The Prevent strategy covers all types of terrorism and extremism, including political and religious extremism.
The Prevent duty is carried out under the Counter-Terrorism and Security Act 2015, which legally requires schools to take steps to prevent children from being drawn into terrorism.
From July 2015 all schools (as well as other organisations) have a duty to safeguard children from radicalisation and extremism.
This means schools have a responsibility to protect children from extremist and violent views, in the same way, we protect them from drugs or gang violence.
Importantly, schools can provide a safe place for pupils to discuss these issues so that they better understand how to protect themselves.
Different schools will carry out the Prevent duty in different ways, depending on the age of the children and the needs of the community.
Many of the things we already do in school to help children become positive, happy members of society also contribute to the Prevent strategy.
We take this duty seriously and carry out the four main actions responsibly, namely: risk assessment, working in partnership, staff training and IT policies. If we assess a child as at risk, we will refer to the Channel Programme, which focuses on providing support at an early stage to anyone who is identified as being vulnerable to being drawn into terrorism.
Building resilience in our children and the promotion of fundamental British values is at the heart of preventing radicalisation. We do this by providing a safe place in which children can discuss issues, and we aim to give them the knowledge and confidence to challenge extremist beliefs and ideologies.
In terms of training, staff have received training to familiarise themselves with the Prevent Duty. In terms of internet safety, we ensure suitable filters are in place to keep children away from extremist materials.

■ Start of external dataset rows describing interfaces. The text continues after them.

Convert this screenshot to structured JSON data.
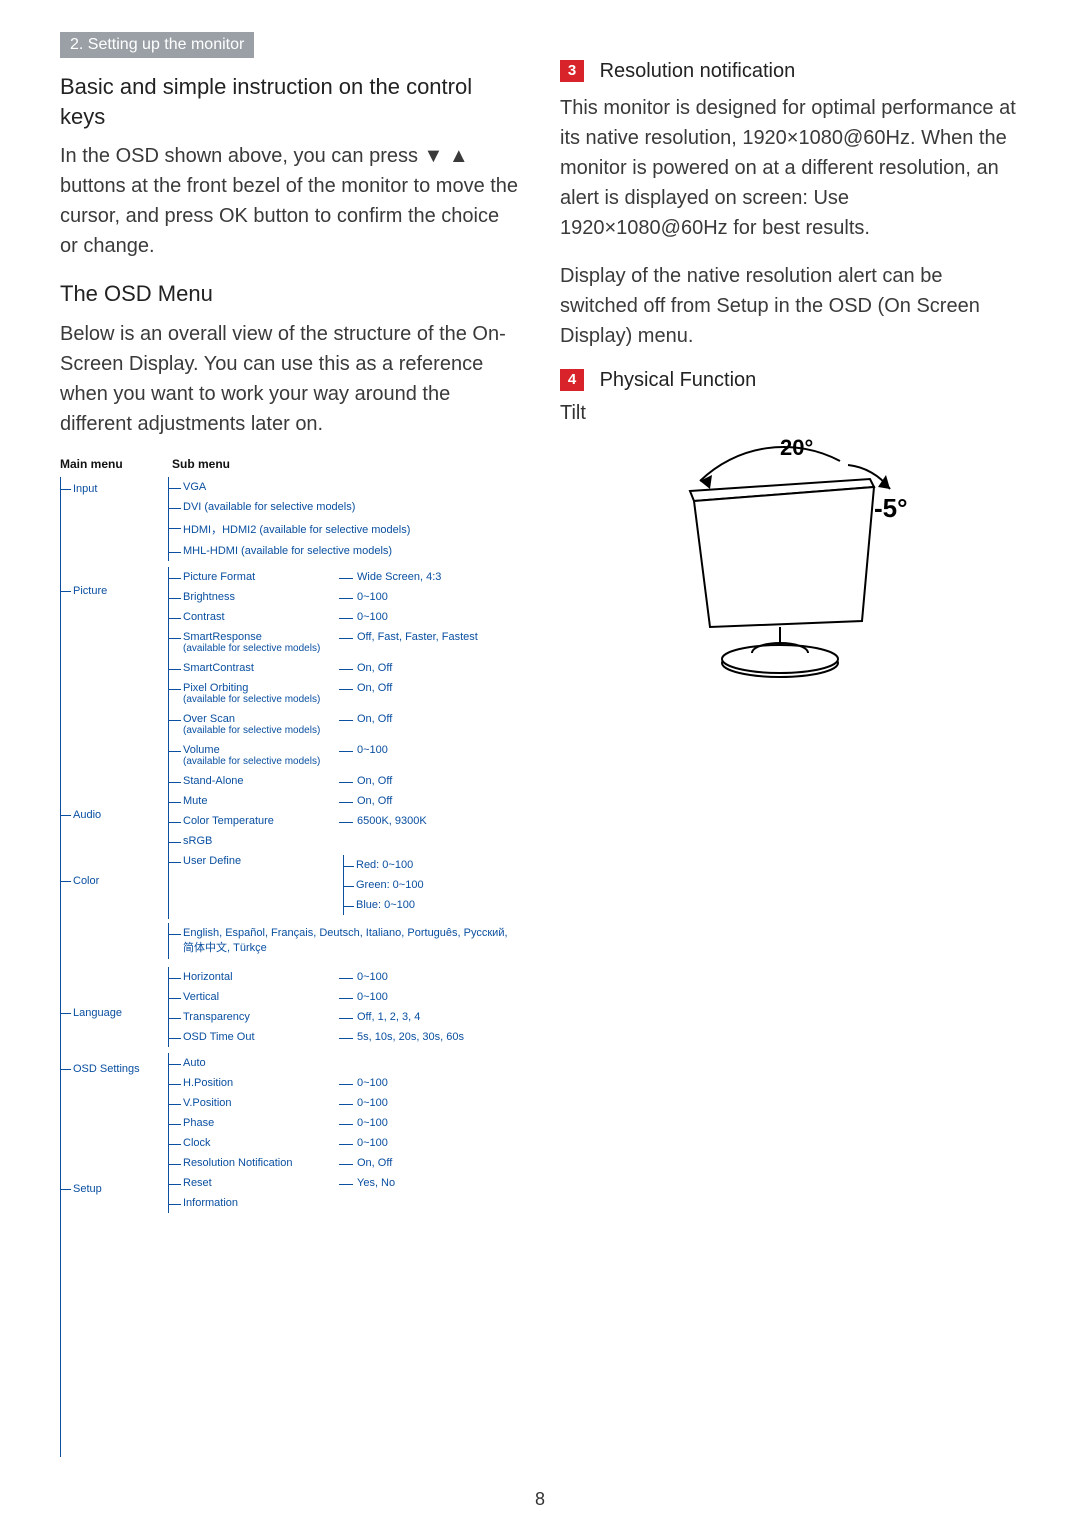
{
  "chapter": "2. Setting up the monitor",
  "left": {
    "h_basic": "Basic and simple instruction on the control keys",
    "p_basic": "In the OSD shown above, you can press ▼ ▲ buttons at the front bezel of the monitor to move the cursor, and press OK button to confirm the choice or change.",
    "h_osd": "The OSD Menu",
    "p_osd": "Below is an overall view of the structure of the On-Screen Display. You can use this as a reference when you want to work your way around the different adjustments later on."
  },
  "osd": {
    "head_main": "Main menu",
    "head_sub": "Sub menu",
    "main": [
      "Input",
      "Picture",
      "Audio",
      "Color",
      "Language",
      "OSD Settings",
      "Setup"
    ],
    "input": [
      {
        "l": "VGA"
      },
      {
        "l": "DVI (available for selective models)"
      },
      {
        "l": "HDMI，HDMI2 (available for selective models)"
      },
      {
        "l": "MHL-HDMI (available for selective models)"
      }
    ],
    "picture": [
      {
        "l": "Picture Format",
        "v": "Wide Screen, 4:3"
      },
      {
        "l": "Brightness",
        "v": "0~100"
      },
      {
        "l": "Contrast",
        "v": "0~100"
      },
      {
        "l": "SmartResponse",
        "n": "(available for selective models)",
        "v": "Off, Fast, Faster, Fastest"
      },
      {
        "l": "SmartContrast",
        "v": "On, Off"
      },
      {
        "l": "Pixel Orbiting",
        "n": "(available for selective models)",
        "v": "On, Off"
      },
      {
        "l": "Over Scan",
        "n": "(available for selective models)",
        "v": "On, Off"
      }
    ],
    "audio": [
      {
        "l": "Volume",
        "n": "(available for selective models)",
        "v": "0~100"
      },
      {
        "l": "Stand-Alone",
        "v": "On, Off"
      },
      {
        "l": "Mute",
        "v": "On, Off"
      }
    ],
    "color": [
      {
        "l": "Color Temperature",
        "v": "6500K, 9300K"
      },
      {
        "l": "sRGB"
      },
      {
        "l": "User Define",
        "multi": [
          "Red: 0~100",
          "Green: 0~100",
          "Blue: 0~100"
        ]
      }
    ],
    "language": [
      {
        "l": "English, Español, Français, Deutsch, Italiano, Português, Русский, 简体中文, Türkçe"
      }
    ],
    "osd_settings": [
      {
        "l": "Horizontal",
        "v": "0~100"
      },
      {
        "l": "Vertical",
        "v": "0~100"
      },
      {
        "l": "Transparency",
        "v": "Off, 1, 2, 3, 4"
      },
      {
        "l": "OSD Time Out",
        "v": "5s, 10s, 20s, 30s, 60s"
      }
    ],
    "setup": [
      {
        "l": "Auto"
      },
      {
        "l": "H.Position",
        "v": "0~100"
      },
      {
        "l": "V.Position",
        "v": "0~100"
      },
      {
        "l": "Phase",
        "v": "0~100"
      },
      {
        "l": "Clock",
        "v": "0~100"
      },
      {
        "l": "Resolution Notification",
        "v": "On, Off"
      },
      {
        "l": "Reset",
        "v": "Yes, No"
      },
      {
        "l": "Information"
      }
    ]
  },
  "right": {
    "num3": "3",
    "h3": "Resolution notification",
    "p3a": "This monitor is designed for optimal performance at its native resolution, 1920×1080@60Hz. When the monitor is powered on at a different resolution, an alert is displayed on screen: Use 1920×1080@60Hz for best results.",
    "p3b": "Display of the native resolution alert can be switched off from Setup in the OSD (On Screen Display) menu.",
    "num4": "4",
    "h4": "Physical Function",
    "tilt": "Tilt",
    "angle20": "20°",
    "angle5": "-5°"
  },
  "page_num": "8"
}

We recognise that we play a vital role in keeping children safe from harm, including from the risks of extremism and radicalisation, and in promoting the welfare of children in our care.